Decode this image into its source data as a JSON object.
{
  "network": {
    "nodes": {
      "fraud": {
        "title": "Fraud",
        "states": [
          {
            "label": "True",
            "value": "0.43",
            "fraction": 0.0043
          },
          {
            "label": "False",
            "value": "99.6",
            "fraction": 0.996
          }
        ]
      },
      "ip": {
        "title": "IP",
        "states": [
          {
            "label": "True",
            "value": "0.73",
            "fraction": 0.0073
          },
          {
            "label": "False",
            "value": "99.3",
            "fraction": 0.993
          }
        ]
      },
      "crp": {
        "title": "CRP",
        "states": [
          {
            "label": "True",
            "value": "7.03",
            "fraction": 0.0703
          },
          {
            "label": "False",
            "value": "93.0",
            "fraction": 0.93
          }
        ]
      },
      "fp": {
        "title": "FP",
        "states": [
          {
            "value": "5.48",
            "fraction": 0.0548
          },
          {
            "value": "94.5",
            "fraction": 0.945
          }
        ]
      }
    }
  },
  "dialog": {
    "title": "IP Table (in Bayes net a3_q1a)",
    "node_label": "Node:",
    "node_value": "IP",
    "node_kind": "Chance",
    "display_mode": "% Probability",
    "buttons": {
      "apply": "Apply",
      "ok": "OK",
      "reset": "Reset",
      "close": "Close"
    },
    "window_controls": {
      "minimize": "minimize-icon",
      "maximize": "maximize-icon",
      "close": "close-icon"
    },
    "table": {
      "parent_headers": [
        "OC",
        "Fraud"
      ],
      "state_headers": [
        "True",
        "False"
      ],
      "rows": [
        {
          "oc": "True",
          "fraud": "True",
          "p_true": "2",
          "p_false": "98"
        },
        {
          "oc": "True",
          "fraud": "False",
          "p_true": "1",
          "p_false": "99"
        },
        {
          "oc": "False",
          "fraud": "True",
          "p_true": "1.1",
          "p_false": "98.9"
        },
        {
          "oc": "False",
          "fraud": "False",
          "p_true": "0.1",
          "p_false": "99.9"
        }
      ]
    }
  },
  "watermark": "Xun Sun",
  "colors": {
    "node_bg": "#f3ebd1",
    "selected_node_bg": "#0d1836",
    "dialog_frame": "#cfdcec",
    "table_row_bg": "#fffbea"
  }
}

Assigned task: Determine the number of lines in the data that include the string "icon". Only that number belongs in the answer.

Output of the task: 3